Mr Coates could not be said to have suffered from a whispering campaign — his traducers shouted their accusations from the housetops. One story that flew from mouth to mouth and was widely credited was that he had told an assembly of hungry unemployed that they might eat grass. No one could ever be found who had heard him say it nor could it be suggested on what occasion it was said. Perhaps the case of the unfortunate Foulon, Mayor of Paris, was in the mind of the inventor. It was easily repeated and, by page 223 those who did not know Mr Coates, easily believed, though anything further from his mode of thought or speech would be hard to find. Epigrams, quotations, smart phrases were not in his line.

Mr Coates's electorate contracted a particularly severe attack of the Douglas Credit epidemic. The women of the meeting I held at Ruawai, when on Division business, were obviously intending to vote against him, but all the same they held him in high respect.

One woman made a disparaging remark and was immediately challenged. ‘Na, na,’ said an emphatic Scottish voice. ‘Gordon wouldna do the like o' that. The Coates are a verra religious family.’

When the second war came Gordon Coates thought of nothing but to give his services where they were most needed. Some men would have insisted on going to the front and with the rank they had already achieved, hoped to have won further honours. He went unostentatiously to work for the Government which had beaten him, putting his accumulated military knowledge at their disposal. He refused to be stampeded into throwing up his job even when his own party, for political reasons, requested him to do so. For this refusal some of its members pursued him with incredible venom. The party, or such of its members as lent themselves to that petty campaign of abuse and slander, must surely be ashamed of the means they took to discredit a man who was quietly giving of his best to the war effort.

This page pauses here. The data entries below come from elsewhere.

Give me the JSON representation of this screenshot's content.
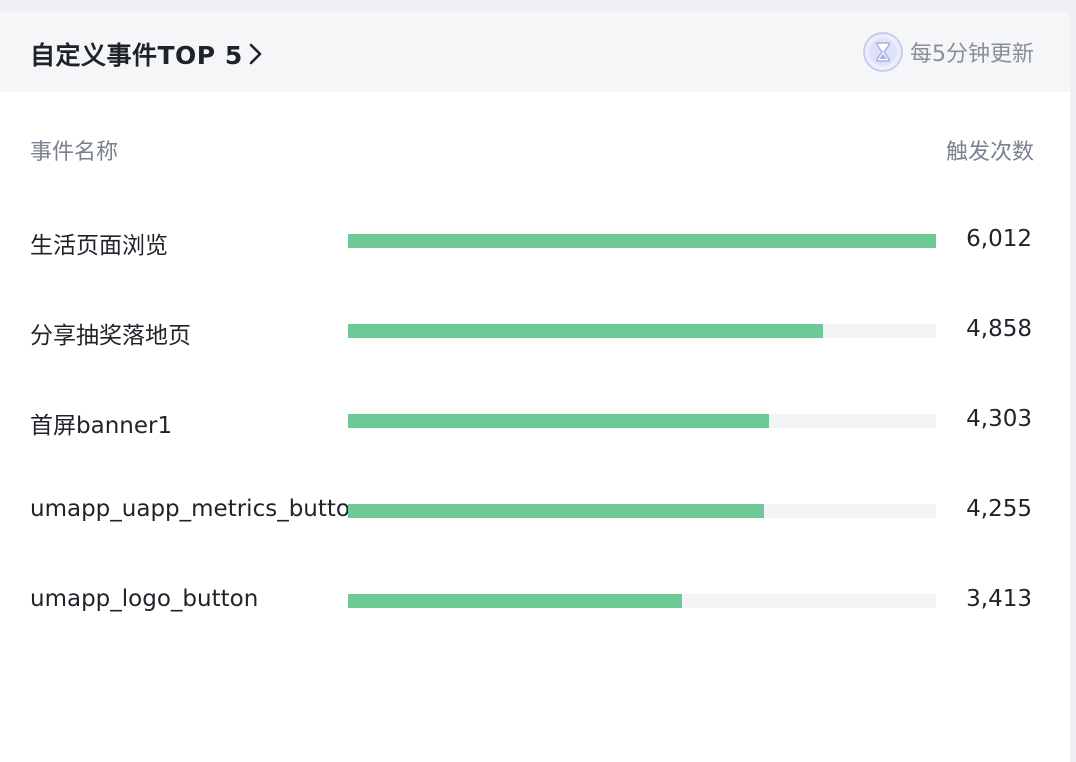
{
  "header": {
    "title": "自定义事件TOP 5",
    "update_text": "每5分钟更新"
  },
  "columns": {
    "name": "事件名称",
    "count": "触发次数"
  },
  "colors": {
    "bar": "#6dca97",
    "track": "#f3f4f6"
  },
  "events": [
    {
      "name": "生活页面浏览",
      "count": "6,012",
      "fraction": 1.0
    },
    {
      "name": "分享抽奖落地页",
      "count": "4,858",
      "fraction": 0.808
    },
    {
      "name": "首屏banner1",
      "count": "4,303",
      "fraction": 0.716
    },
    {
      "name": "umapp_uapp_metrics_button",
      "count": "4,255",
      "fraction": 0.708
    },
    {
      "name": "umapp_logo_button",
      "count": "3,413",
      "fraction": 0.568
    }
  ]
}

Mr Coates's manner, however, offended many people. A deputation of very important gentlemen — all, as they were careful to explain, his ardent supporters — waited on him with the usual very important request. When he had heard them he stood up and without a word went and looked out of the window. Accustomed to properly-behaved politicians who obsequiously assured deputations that the matter was near their hearts and should receive every consideration, the potentates were outraged. They declared that the Minister page 224 must have been drinking and the discourtesy with which they were received was bruited abroad.

He did the same thing — perhaps with more circumspection — to a deputation sent from the Conference of the Women's Division. I will own that we were considerably surprised and looked at each other with lifted brows, but when he returned from the window we realised that he had been pondering our petition, had grasped its significance and would probably grant it on the spot.

Assuredly, if Gordon Coates had lived he would have had a triumphant comeback. Ability, coupled with energy and single-minded desire for the good of the country, must win in the end, if the end come not too soon. Age, in a statesman, has generally been found an advantage. In common with those who knew him better than I, it is my belief that he would not have remained a Conservative, if indeed he had ever at heart been one. Each year he inclined further to the Left. Indeed, it was one of the contributing factors to his spectacular downfall that his old die-hard supporters were saying, ‘He's nothing but a ruddy Communist. Look at the advisers with which he surrounds himself’, adding their comment to the vagaries of the great dailies which at first overpraised, overboosted, then vehemently decried his policy and at last damned him with faint praise.